Shade used this idea to explore how victims of sexual assault often go unnoticed and whose silence can often cause sex crimes to be overlooked.
“Ninety-nine percent of all sexual assaults go unreported,” Shade said.
Shade hopes to shed light on victims through her lectures and through her own story of sexual assault.
After travelling back home for a weekend during her sophomore year at FGCU, Shade attended a party with some friends from her hometown. It was there that someone who she had previously considered her best friend sexually assaulted her.
“They say your body does three things in trauma: flight, fight or freeze. [I] froze. I laid there in a pool of silence…it was one of the hardest things I’ve ever had to experience in my life…I had no idea what to do…and I wasn’t really sure where to go. It’s taken me 3,136 days to stand in front of a room and say I am a survivor of rape and assault.”
One of the most powerful realizations Shade had was how her sexual assault occurred in a vastly different manner than how assault had been portrayed to her in the media.
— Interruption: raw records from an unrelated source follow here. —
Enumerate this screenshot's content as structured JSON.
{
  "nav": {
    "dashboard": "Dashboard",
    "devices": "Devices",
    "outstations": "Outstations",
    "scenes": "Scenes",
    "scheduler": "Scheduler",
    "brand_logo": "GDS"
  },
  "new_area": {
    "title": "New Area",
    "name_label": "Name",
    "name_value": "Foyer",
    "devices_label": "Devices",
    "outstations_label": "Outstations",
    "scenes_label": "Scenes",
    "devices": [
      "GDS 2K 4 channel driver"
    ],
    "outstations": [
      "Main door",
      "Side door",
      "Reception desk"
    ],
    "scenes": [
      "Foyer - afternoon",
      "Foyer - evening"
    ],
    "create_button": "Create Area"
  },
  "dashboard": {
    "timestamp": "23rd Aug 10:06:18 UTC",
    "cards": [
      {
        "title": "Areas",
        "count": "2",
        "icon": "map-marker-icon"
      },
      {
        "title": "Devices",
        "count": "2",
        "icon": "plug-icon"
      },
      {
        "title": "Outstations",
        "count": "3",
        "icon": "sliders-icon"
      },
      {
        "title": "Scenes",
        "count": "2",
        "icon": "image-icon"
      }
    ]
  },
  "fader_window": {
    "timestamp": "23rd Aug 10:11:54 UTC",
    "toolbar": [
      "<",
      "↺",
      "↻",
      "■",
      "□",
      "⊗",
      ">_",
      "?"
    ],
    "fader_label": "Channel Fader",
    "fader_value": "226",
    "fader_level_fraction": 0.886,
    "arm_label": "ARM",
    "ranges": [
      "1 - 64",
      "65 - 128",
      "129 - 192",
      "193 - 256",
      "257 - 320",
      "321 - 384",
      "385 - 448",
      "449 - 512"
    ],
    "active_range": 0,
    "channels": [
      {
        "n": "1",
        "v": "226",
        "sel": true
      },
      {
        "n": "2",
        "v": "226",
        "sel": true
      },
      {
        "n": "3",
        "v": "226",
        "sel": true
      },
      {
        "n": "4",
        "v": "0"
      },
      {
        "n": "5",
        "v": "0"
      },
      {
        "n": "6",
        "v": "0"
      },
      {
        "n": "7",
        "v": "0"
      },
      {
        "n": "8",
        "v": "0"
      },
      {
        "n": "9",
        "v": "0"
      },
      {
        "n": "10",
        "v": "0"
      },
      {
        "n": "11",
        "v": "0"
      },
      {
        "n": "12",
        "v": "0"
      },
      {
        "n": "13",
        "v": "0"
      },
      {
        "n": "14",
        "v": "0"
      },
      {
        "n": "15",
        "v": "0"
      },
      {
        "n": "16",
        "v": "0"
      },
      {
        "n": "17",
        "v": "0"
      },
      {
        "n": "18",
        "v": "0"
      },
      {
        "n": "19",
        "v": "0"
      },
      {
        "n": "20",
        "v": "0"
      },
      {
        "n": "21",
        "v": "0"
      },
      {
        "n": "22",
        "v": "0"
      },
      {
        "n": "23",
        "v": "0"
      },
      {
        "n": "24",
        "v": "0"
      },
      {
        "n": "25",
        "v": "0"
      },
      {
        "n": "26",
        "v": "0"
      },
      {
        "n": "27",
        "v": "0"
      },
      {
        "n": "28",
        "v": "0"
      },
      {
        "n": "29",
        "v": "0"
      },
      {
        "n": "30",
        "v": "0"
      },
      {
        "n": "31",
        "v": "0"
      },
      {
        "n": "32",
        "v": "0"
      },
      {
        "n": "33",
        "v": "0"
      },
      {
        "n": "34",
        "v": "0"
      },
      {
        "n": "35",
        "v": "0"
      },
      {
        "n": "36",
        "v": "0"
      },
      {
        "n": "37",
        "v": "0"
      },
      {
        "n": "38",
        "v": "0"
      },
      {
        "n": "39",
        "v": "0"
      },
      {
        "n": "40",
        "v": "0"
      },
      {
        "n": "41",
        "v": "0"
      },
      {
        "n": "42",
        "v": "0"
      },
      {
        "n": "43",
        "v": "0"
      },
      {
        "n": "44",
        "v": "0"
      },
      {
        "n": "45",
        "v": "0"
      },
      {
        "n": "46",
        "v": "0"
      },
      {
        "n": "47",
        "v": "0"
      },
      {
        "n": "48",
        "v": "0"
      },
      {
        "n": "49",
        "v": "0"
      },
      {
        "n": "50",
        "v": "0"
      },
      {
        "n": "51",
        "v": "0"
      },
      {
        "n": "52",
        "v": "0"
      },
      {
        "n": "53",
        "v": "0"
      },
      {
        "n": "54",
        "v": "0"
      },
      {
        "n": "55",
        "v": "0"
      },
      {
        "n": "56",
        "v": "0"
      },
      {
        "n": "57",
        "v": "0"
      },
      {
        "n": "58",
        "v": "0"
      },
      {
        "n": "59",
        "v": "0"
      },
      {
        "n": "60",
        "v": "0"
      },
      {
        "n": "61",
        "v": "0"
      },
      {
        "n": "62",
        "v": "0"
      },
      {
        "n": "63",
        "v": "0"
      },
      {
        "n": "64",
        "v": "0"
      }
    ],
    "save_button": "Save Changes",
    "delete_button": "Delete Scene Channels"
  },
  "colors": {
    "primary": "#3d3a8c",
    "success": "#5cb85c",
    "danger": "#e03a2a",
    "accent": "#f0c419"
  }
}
“You expect white vans…you expect violence…but here’s what I figured out: 73 percent of victims know their assailants. 73 percent of the time it happens under our nose and we don’t even know what it looks like.”
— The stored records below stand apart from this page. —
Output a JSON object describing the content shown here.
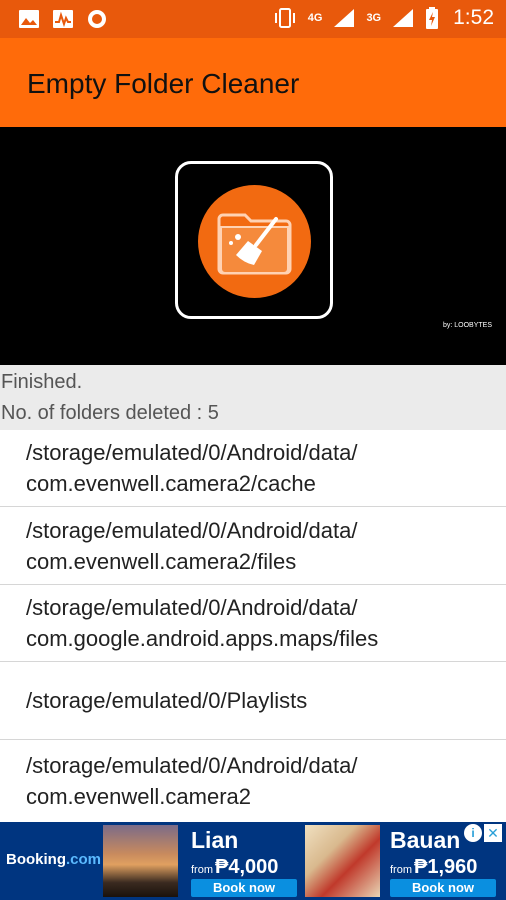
{
  "status_bar": {
    "time": "1:52",
    "network_1": "4G",
    "network_2": "3G",
    "icons_left": [
      "image-icon",
      "activity-icon",
      "record-icon"
    ],
    "icons_right": [
      "vibrate-icon",
      "signal-icon",
      "battery-charging-icon"
    ]
  },
  "app_bar": {
    "title": "Empty Folder Cleaner"
  },
  "banner": {
    "credit": "by: LOOBYTES"
  },
  "status": {
    "line1": "Finished.",
    "line2": "No. of folders deleted : 5"
  },
  "folders": [
    "/storage/emulated/0/Android/data/\ncom.evenwell.camera2/cache",
    "/storage/emulated/0/Android/data/\ncom.evenwell.camera2/files",
    "/storage/emulated/0/Android/data/\ncom.google.android.apps.maps/files",
    "/storage/emulated/0/Playlists",
    "/storage/emulated/0/Android/data/\ncom.evenwell.camera2"
  ],
  "ad": {
    "brand": "Booking",
    "brand_suffix": ".com",
    "offers": [
      {
        "city": "Lian",
        "from": "from",
        "price": "₱4,000",
        "button": "Book now"
      },
      {
        "city": "Bauan",
        "from": "from",
        "price": "₱1,960",
        "button": "Book now"
      }
    ],
    "choices_label": "i",
    "close_label": "✕"
  },
  "colors": {
    "status_bar": "#e8590c",
    "app_bar": "#ff6b0a",
    "banner_bg": "#000000",
    "logo_orange": "#f26a11",
    "ad_bg": "#003580",
    "ad_button": "#0a8fe0"
  }
}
Toward the end of her lecture, Shade looked specifically at the role of consent, using the Chipotle burrito line as an example.
“If I just went to Chipotle burrito bar and said ‘yes’ to everything, I would probably not like what I got,” Shade said. “If I said no to everything, then I would have an empty bowl and I would be hungry. But if you can go down the Chipotle burrito line and be very clear about what you want, why can you not be very clear about what you want during sex? Consent is a conversation. We have to learn how to dialogue.”
Shade explained in her lecture the role communities can play in supporting victims of sexual violence and the importance of allowing oneself to be supported by others during a time of difficulty.
“Broken pottery in Japan is often filled with gold,” Shade said in her closing remarks. “Survivors are not broken, we’re just really ready to be filled with gold. It’s time now that we know better, we do better and we start filling people with gold.”